Nina Slingsby-Smith’s memoir of her father, George: Memoirs of a Gentleman’s Gentleman (Cape 1984 – out of print but available second-hand on Amazon), wonderfully captures the atmosphere of life above and below stairs at Welbeck in the sixth Duke’s time.  It includes a memorable story of an incident at dinner, when a luckless footman’s humanitarian dilemma nearly lost him his job, until King Edward VII saw the funny side:  the tale is far too good to spoil – seek it out on page 70 onwards.

Guided tours of the State Rooms (but not the underground rooms) are bookable in advance:

Welbeck Abbey is one of the houses featured in Mike Higginbottom’s lecture English Country Houses – not quite what they seem.  For further details, please click here.


More country-house railways

Welbeck Abbey:  basement railway

Welbeck Abbey: basement railway

The two railways at Harlaxton Manor and Stoke Rochford Hall are by no means the only examples of large country houses using rail transport to shift fuel, food, luggage and laundry around the capacious service wings.  Belton House [], on the other side of Grantham from Harlaxton and Stoke Rochford have hand-propelled railways, installed in the 1930s, connecting the kitchen in the courtyard with the basement of the main house.

Haddon Hall [], near Bakewell in Derbyshire, was made habitable from 1912 onwards by the then Marquis of Granby, later the 9th Duke of Rutland.  Bringing the fully-fitted seventeenth-century kitchen into any kind of modern use was impractical, so a new kitchen was constructed in outbuildings a couple of hundred yards away.  This is now the tearoom for visitors to Haddon:  one end of the cable-operated railway can be seen inside the tearoom entrance;  the other is customarily hidden behind a dresser opposite the entrance to the medieval kitchen which forms part of the house tour.  The tunnel itself is blocked as a fire-precaution, but interested visitors are invited to ask a room-steward to show the remains of the railway within the medieval kitchen.
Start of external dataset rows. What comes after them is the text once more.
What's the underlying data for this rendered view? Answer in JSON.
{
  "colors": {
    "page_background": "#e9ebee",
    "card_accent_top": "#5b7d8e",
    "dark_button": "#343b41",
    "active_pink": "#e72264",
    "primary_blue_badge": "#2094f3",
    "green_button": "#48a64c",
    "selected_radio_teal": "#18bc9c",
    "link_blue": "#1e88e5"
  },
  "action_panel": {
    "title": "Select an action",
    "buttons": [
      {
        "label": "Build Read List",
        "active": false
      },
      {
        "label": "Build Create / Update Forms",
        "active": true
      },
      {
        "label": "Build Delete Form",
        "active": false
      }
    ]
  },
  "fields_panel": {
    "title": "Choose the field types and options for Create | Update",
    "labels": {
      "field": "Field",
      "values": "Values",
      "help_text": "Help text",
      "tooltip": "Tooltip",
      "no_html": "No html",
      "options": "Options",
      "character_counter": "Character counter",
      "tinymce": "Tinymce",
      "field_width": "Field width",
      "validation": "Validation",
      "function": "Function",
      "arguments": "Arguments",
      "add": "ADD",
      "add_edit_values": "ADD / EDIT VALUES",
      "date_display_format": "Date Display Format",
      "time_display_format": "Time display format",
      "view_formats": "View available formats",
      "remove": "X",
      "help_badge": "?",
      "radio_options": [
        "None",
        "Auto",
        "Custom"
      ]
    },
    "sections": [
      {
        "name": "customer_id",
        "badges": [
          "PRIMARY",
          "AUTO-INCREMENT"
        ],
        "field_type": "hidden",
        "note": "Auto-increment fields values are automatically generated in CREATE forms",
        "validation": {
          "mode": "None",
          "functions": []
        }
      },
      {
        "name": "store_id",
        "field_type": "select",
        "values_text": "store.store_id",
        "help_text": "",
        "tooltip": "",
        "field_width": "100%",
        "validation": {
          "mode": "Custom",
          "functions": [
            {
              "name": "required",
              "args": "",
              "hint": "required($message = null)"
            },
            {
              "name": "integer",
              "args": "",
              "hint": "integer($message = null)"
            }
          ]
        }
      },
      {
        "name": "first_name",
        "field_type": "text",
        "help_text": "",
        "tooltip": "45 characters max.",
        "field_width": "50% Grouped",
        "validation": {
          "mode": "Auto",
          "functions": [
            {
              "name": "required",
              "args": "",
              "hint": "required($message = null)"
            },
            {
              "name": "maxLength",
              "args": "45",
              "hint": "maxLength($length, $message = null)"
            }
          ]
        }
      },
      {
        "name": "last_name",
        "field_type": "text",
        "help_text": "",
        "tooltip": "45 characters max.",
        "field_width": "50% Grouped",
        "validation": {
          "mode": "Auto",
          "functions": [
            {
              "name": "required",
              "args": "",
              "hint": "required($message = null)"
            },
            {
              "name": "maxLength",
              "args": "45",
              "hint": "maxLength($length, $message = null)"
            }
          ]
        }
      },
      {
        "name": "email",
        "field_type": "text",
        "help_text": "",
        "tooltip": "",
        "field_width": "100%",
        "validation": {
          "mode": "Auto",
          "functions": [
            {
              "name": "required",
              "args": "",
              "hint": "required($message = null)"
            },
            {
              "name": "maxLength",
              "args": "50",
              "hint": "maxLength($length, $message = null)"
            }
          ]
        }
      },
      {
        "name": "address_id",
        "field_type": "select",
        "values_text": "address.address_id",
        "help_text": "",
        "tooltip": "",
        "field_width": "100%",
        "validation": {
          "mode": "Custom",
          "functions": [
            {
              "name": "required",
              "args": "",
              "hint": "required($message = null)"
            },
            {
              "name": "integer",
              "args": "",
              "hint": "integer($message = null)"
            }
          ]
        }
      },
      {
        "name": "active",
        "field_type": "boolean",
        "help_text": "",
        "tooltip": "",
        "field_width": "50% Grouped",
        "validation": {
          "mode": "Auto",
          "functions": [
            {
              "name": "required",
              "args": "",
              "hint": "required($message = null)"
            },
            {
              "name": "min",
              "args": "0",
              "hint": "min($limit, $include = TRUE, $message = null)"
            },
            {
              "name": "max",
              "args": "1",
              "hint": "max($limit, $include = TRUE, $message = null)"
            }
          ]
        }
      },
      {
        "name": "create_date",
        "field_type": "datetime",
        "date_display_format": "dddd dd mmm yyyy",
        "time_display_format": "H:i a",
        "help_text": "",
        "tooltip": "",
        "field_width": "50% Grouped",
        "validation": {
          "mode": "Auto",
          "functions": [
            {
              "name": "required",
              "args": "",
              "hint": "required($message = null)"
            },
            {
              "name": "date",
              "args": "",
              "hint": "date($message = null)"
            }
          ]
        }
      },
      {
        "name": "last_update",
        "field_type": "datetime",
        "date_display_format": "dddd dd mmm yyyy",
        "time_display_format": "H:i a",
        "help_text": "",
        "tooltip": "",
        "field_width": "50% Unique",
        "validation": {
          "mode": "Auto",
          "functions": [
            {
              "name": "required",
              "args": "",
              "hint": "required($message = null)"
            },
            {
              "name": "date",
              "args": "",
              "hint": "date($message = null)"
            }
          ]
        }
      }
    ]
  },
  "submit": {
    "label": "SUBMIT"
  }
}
Most celebrated of all, but least seen, is the 5th Duke of Portland’s rail system in the cellars of Welbeck Abbey, Nottinghamshire.  The “burrowing” Duke went to enormous lengths to live his later life out of sight of his servants, visitors and the world at large.    The railway, with hand-propelled carts, operated in combination with the technologically up-to-the-minute hydraulic lifts to streamline domestic freight in the Abbey.

A heated cart, like a grand Victorian predecessor of a 1950s hostess trolley, enabled His Grace to order food fast.  To avoid speaking to his servants he customarily sent his orders – “I shall only want rice pudding at one” – by means of twin letterboxes on the door of his suite in the west wing.   When in residence he had a standing order for chicken to be roasting twenty-four hours a day.  This fast food could be delivered to his apartment without fuss by the grace of contemporary modern technology.

Welbeck Abbey and Harlaxton Manor feature in Mike Higginbottom’s lecture English Country Houses – not quite what they seem.  For further details, please click here.

The 40-page, A4 handbook for the 2010 tour Country Houses of Lincolnshire, with text, photographs, maps, a chronology and a reading list, is available for purchase, price £7.50 including postage and packing.  It contains chapters on Boothby Pagnell Manor House, Ellys Manor House, Belton House, Grimsthorpe Castle, Fulbeck Hall, Fulbeck Manor, Leadenham House, Harlaxton Manor and Stoke Rochford Hall.  To view sample pages click here. To order a copy, please click here or, if you prefer, send a cheque, payable to Mike Higginbottom, to 63 Vivian Road, Sheffield, S5 6WJ.